◆ Description of the task: Each entry below needs to be copied exactly, with nothing dropped.
(Source data Opens)
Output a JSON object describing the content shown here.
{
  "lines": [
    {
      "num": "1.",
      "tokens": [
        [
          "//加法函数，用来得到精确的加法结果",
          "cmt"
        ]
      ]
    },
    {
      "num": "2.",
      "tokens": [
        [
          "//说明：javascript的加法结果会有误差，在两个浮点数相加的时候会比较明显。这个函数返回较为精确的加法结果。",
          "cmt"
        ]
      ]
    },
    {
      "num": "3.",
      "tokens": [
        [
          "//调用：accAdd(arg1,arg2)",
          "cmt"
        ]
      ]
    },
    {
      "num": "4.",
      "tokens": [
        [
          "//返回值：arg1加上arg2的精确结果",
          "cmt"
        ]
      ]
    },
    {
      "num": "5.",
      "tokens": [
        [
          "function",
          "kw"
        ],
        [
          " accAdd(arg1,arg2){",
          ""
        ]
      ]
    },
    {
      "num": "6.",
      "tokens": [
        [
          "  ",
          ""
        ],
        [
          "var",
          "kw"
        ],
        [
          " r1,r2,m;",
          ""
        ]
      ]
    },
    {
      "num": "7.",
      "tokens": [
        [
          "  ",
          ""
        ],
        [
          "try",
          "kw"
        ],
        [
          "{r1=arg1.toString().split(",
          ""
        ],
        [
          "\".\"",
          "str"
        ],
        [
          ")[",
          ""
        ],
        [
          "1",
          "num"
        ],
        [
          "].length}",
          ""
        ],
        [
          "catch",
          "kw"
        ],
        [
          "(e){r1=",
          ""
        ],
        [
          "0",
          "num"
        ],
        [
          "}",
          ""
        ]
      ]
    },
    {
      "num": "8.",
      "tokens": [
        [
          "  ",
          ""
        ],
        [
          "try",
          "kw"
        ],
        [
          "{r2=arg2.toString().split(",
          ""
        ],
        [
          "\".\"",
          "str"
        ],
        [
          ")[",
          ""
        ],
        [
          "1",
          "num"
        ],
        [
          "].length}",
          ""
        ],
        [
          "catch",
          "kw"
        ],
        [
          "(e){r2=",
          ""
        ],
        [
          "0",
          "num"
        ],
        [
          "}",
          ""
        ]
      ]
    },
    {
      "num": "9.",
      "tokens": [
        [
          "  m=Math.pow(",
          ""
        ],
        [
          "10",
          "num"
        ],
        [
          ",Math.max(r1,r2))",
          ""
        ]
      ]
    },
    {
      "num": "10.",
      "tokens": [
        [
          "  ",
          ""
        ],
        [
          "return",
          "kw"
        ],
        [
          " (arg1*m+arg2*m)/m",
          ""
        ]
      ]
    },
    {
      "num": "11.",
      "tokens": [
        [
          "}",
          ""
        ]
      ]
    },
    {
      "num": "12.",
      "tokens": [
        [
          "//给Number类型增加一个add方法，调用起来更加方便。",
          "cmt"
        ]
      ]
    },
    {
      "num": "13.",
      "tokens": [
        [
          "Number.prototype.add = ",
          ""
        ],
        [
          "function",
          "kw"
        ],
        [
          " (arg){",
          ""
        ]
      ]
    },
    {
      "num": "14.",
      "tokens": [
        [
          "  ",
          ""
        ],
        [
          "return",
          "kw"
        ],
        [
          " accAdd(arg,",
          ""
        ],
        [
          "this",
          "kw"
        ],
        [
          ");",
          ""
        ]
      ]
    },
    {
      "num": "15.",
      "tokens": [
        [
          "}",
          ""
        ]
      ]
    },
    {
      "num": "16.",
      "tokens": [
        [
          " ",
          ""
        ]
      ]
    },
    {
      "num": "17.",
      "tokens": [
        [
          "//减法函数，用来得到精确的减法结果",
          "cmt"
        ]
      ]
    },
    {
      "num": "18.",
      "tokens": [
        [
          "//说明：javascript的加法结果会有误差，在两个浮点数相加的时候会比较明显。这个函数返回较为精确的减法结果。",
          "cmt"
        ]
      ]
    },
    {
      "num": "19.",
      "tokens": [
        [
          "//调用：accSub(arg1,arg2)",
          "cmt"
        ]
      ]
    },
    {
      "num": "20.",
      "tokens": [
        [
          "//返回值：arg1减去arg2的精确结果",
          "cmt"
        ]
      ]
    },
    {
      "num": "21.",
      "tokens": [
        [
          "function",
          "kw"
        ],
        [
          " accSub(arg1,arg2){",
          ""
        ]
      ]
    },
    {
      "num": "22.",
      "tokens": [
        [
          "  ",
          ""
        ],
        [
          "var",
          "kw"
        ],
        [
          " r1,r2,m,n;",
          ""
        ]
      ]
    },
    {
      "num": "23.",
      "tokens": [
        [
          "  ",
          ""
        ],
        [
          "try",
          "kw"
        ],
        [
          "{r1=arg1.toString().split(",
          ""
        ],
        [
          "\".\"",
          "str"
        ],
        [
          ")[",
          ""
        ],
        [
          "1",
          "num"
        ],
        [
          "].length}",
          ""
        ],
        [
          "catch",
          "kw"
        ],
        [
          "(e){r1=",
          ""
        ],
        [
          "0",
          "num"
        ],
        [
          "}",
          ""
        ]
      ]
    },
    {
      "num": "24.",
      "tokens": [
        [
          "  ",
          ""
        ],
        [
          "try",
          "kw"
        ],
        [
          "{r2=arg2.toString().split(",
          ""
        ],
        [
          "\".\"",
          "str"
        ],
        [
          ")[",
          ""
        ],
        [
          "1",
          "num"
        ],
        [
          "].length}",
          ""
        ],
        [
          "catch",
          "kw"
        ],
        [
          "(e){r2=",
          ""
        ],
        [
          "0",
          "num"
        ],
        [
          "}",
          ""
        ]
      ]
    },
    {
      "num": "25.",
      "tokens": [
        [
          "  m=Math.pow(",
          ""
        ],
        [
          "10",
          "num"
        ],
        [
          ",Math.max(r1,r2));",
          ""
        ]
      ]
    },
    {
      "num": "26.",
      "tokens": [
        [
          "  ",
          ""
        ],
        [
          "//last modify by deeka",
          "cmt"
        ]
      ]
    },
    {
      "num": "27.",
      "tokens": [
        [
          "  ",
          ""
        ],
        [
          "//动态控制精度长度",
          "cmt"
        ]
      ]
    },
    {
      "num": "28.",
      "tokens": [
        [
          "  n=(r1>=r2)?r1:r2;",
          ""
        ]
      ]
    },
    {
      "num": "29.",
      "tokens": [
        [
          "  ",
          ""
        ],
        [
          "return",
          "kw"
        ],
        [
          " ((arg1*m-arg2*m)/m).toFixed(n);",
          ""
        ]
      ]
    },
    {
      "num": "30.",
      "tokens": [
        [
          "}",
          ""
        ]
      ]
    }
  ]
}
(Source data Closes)
◆ Response:
Output a JSON object describing the content shown here.
{
  "lines": [
    {
      "num": "1.",
      "tokens": [
        [
          "//加法函数，用来得到精确的加法结果",
          "cmt"
        ]
      ]
    },
    {
      "num": "2.",
      "tokens": [
        [
          "//说明：javascript的加法结果会有误差，在两个浮点数相加的时候会比较明显。这个函数返回较为精确的加法结果。",
          "cmt"
        ]
      ]
    },
    {
      "num": "3.",
      "tokens": [
        [
          "//调用：accAdd(arg1,arg2)",
          "cmt"
        ]
      ]
    },
    {
      "num": "4.",
      "tokens": [
        [
          "//返回值：arg1加上arg2的精确结果",
          "cmt"
        ]
      ]
    },
    {
      "num": "5.",
      "tokens": [
        [
          "function",
          "kw"
        ],
        [
          " accAdd(arg1,arg2){",
          ""
        ]
      ]
    },
    {
      "num": "6.",
      "tokens": [
        [
          "  ",
          ""
        ],
        [
          "var",
          "kw"
        ],
        [
          " r1,r2,m;",
          ""
        ]
      ]
    },
    {
      "num": "7.",
      "tokens": [
        [
          "  ",
          ""
        ],
        [
          "try",
          "kw"
        ],
        [
          "{r1=arg1.toString().split(",
          ""
        ],
        [
          "\".\"",
          "str"
        ],
        [
          ")[",
          ""
        ],
        [
          "1",
          "num"
        ],
        [
          "].length}",
          ""
        ],
        [
          "catch",
          "kw"
        ],
        [
          "(e){r1=",
          ""
        ],
        [
          "0",
          "num"
        ],
        [
          "}",
          ""
        ]
      ]
    },
    {
      "num": "8.",
      "tokens": [
        [
          "  ",
          ""
        ],
        [
          "try",
          "kw"
        ],
        [
          "{r2=arg2.toString().split(",
          ""
        ],
        [
          "\".\"",
          "str"
        ],
        [
          ")[",
          ""
        ],
        [
          "1",
          "num"
        ],
        [
          "].length}",
          ""
        ],
        [
          "catch",
          "kw"
        ],
        [
          "(e){r2=",
          ""
        ],
        [
          "0",
          "num"
        ],
        [
          "}",
          ""
        ]
      ]
    },
    {
      "num": "9.",
      "tokens": [
        [
          "  m=Math.pow(",
          ""
        ],
        [
          "10",
          "num"
        ],
        [
          ",Math.max(r1,r2))",
          ""
        ]
      ]
    },
    {
      "num": "10.",
      "tokens": [
        [
          "  ",
          ""
        ],
        [
          "return",
          "kw"
        ],
        [
          " (arg1*m+arg2*m)/m",
          ""
        ]
      ]
    },
    {
      "num": "11.",
      "tokens": [
        [
          "}",
          ""
        ]
      ]
    },
    {
      "num": "12.",
      "tokens": [
        [
          "//给Number类型增加一个add方法，调用起来更加方便。",
          "cmt"
        ]
      ]
    },
    {
      "num": "13.",
      "tokens": [
        [
          "Number.prototype.add = ",
          ""
        ],
        [
          "function",
          "kw"
        ],
        [
          " (arg){",
          ""
        ]
      ]
    },
    {
      "num": "14.",
      "tokens": [
        [
          "  ",
          ""
        ],
        [
          "return",
          "kw"
        ],
        [
          " accAdd(arg,",
          ""
        ],
        [
          "this",
          "kw"
        ],
        [
          ");",
          ""
        ]
      ]
    },
    {
      "num": "15.",
      "tokens": [
        [
          "}",
          ""
        ]
      ]
    },
    {
      "num": "16.",
      "tokens": [
        [
          " ",
          ""
        ]
      ]
    },
    {
      "num": "17.",
      "tokens": [
        [
          "//减法函数，用来得到精确的减法结果",
          "cmt"
        ]
      ]
    },
    {
      "num": "18.",
      "tokens": [
        [
          "//说明：javascript的加法结果会有误差，在两个浮点数相加的时候会比较明显。这个函数返回较为精确的减法结果。",
          "cmt"
        ]
      ]
    },
    {
      "num": "19.",
      "tokens": [
        [
          "//调用：accSub(arg1,arg2)",
          "cmt"
        ]
      ]
    },
    {
      "num": "20.",
      "tokens": [
        [
          "//返回值：arg1减去arg2的精确结果",
          "cmt"
        ]
      ]
    },
    {
      "num": "21.",
      "tokens": [
        [
          "function",
          "kw"
        ],
        [
          " accSub(arg1,arg2){",
          ""
        ]
      ]
    },
    {
      "num": "22.",
      "tokens": [
        [
          "  ",
          ""
        ],
        [
          "var",
          "kw"
        ],
        [
          " r1,r2,m,n;",
          ""
        ]
      ]
    },
    {
      "num": "23.",
      "tokens": [
        [
          "  ",
          ""
        ],
        [
          "try",
          "kw"
        ],
        [
          "{r1=arg1.toString().split(",
          ""
        ],
        [
          "\".\"",
          "str"
        ],
        [
          ")[",
          ""
        ],
        [
          "1",
          "num"
        ],
        [
          "].length}",
          ""
        ],
        [
          "catch",
          "kw"
        ],
        [
          "(e){r1=",
          ""
        ],
        [
          "0",
          "num"
        ],
        [
          "}",
          ""
        ]
      ]
    },
    {
      "num": "24.",
      "tokens": [
        [
          "  ",
          ""
        ],
        [
          "try",
          "kw"
        ],
        [
          "{r2=arg2.toString().split(",
          ""
        ],
        [
          "\".\"",
          "str"
        ],
        [
          ")[",
          ""
        ],
        [
          "1",
          "num"
        ],
        [
          "].length}",
          ""
        ],
        [
          "catch",
          "kw"
        ],
        [
          "(e){r2=",
          ""
        ],
        [
          "0",
          "num"
        ],
        [
          "}",
          ""
        ]
      ]
    },
    {
      "num": "25.",
      "tokens": [
        [
          "  m=Math.pow(",
          ""
        ],
        [
          "10",
          "num"
        ],
        [
          ",Math.max(r1,r2));",
          ""
        ]
      ]
    },
    {
      "num": "26.",
      "tokens": [
        [
          "  ",
          ""
        ],
        [
          "//last modify by deeka",
          "cmt"
        ]
      ]
    },
    {
      "num": "27.",
      "tokens": [
        [
          "  ",
          ""
        ],
        [
          "//动态控制精度长度",
          "cmt"
        ]
      ]
    },
    {
      "num": "28.",
      "tokens": [
        [
          "  n=(r1>=r2)?r1:r2;",
          ""
        ]
      ]
    },
    {
      "num": "29.",
      "tokens": [
        [
          "  ",
          ""
        ],
        [
          "return",
          "kw"
        ],
        [
          " ((arg1*m-arg2*m)/m).toFixed(n);",
          ""
        ]
      ]
    },
    {
      "num": "30.",
      "tokens": [
        [
          "}",
          ""
        ]
      ]
    }
  ]
}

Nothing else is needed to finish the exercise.